Saint Bilhildes had no reason to doubt that she had been baptized, and yet she had not received the holy Sacrament of baptism. God revealed it to her and she performed her obligations. Those who are born of good Catholic parents have generally no reason to doubt their baptism; nevertheless, no one has the infallible certainty that he has been rightly baptized. Although we have no reason to trouble ourselves on this account, yet it is very wise to secure ourselves by the baptism of desire. This consists in arousing in our hearts a most fervent love of God, or a perfect contrition for our sins, with the firm purpose of keeping the commandments of the Lord; and, at the same time, awakening in our hearts the desire to receive holy baptism, if we had not been baptized. We ought also sometimes, especially on the anniversary of our baptism, to renew the promises we made at that time to serve, not Satan, but God, and to keep His laws. In this manner, we may repair any fault that may have been committed at our baptism. Persons who were not born of Catholic parents, ought to inquire, when they are converted, about the manner in which baptism is administered in the place where they were born and christened; for, experience has taught that Protestants, either do not use natural water, or change the prescribed words, in which cases, baptism is certainly not valid. Should such persons find reason to doubt the validity of their baptism, they should consult a prudent confessor, who will generally recommend the repetition of baptism under condition. The example of Saint Bilhildes teaches us to pray frequently that God would give us knowledge of what we do not know, and what may yet be necessary for our salvation. “Make known unto me the way wherein I should walk. Teach me to do thy will.” (Psalm 142) “O Lord, make me know my end, that I may know what is wanting to me.” (Psalm 38)

MLA Citation

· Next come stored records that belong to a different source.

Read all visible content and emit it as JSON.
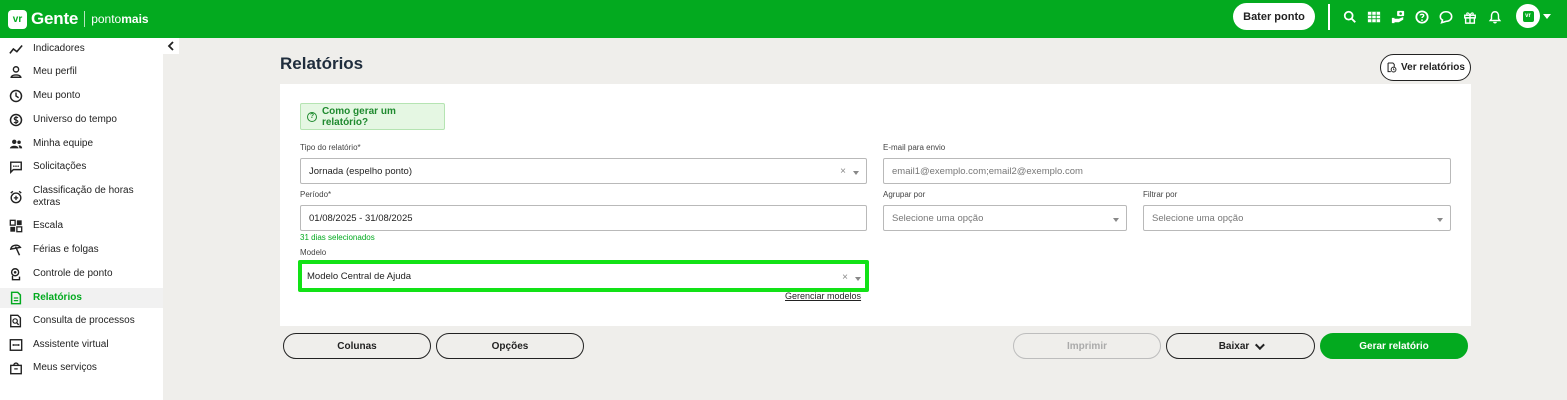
{
  "app": {
    "brand": "Gente",
    "logo_badge": "vr",
    "subbrand_a": "ponto",
    "subbrand_b": "mais",
    "punch_button": "Bater ponto",
    "accent_color": "#03aa1f",
    "top_icons": [
      "search-icon",
      "grid-icon",
      "hand-money-icon",
      "help-icon",
      "chat-icon",
      "gift-icon",
      "bell-icon"
    ]
  },
  "sidebar": {
    "items": [
      {
        "label": "Indicadores",
        "icon": "trend-icon"
      },
      {
        "label": "Meu perfil",
        "icon": "person-icon"
      },
      {
        "label": "Meu ponto",
        "icon": "clock-icon"
      },
      {
        "label": "Universo do tempo",
        "icon": "dollar-icon"
      },
      {
        "label": "Minha equipe",
        "icon": "team-icon"
      },
      {
        "label": "Solicitações",
        "icon": "message-icon"
      },
      {
        "label": "Classificação de horas extras",
        "icon": "alarm-plus-icon"
      },
      {
        "label": "Escala",
        "icon": "schedule-grid-icon"
      },
      {
        "label": "Férias e folgas",
        "icon": "beach-icon"
      },
      {
        "label": "Controle de ponto",
        "icon": "fingerprint-icon"
      },
      {
        "label": "Relatórios",
        "icon": "document-icon",
        "active": true
      },
      {
        "label": "Consulta de processos",
        "icon": "doc-search-icon"
      },
      {
        "label": "Assistente virtual",
        "icon": "assistant-icon"
      },
      {
        "label": "Meus serviços",
        "icon": "bag-icon"
      }
    ]
  },
  "page": {
    "title": "Relatórios",
    "view_reports_button": "Ver relatórios",
    "help_link": "Como gerar um relatório?",
    "help_glyph": "?"
  },
  "form": {
    "report_type": {
      "label": "Tipo do relatório*",
      "value": "Jornada (espelho ponto)"
    },
    "email": {
      "label": "E-mail para envio",
      "placeholder": "email1@exemplo.com;email2@exemplo.com"
    },
    "period": {
      "label": "Período*",
      "value": "01/08/2025 - 31/08/2025",
      "hint": "31 dias selecionados"
    },
    "group_by": {
      "label": "Agrupar por",
      "placeholder": "Selecione uma opção"
    },
    "filter_by": {
      "label": "Filtrar por",
      "placeholder": "Selecione uma opção"
    },
    "model": {
      "label": "Modelo",
      "value": "Modelo Central de Ajuda",
      "manage_link": "Gerenciar modelos"
    },
    "clear_glyph": "×"
  },
  "actions": {
    "columns": "Colunas",
    "options": "Opções",
    "print": "Imprimir",
    "download": "Baixar",
    "generate": "Gerar relatório"
  }
}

  • Father Francis Xavier Weninger, DD, SJ. “Saint Bilhildis, Abbess”. Lives of the Saints, 1876. CatholicSaints.Info. 3 June 2018. Web. 19 January 2019. <>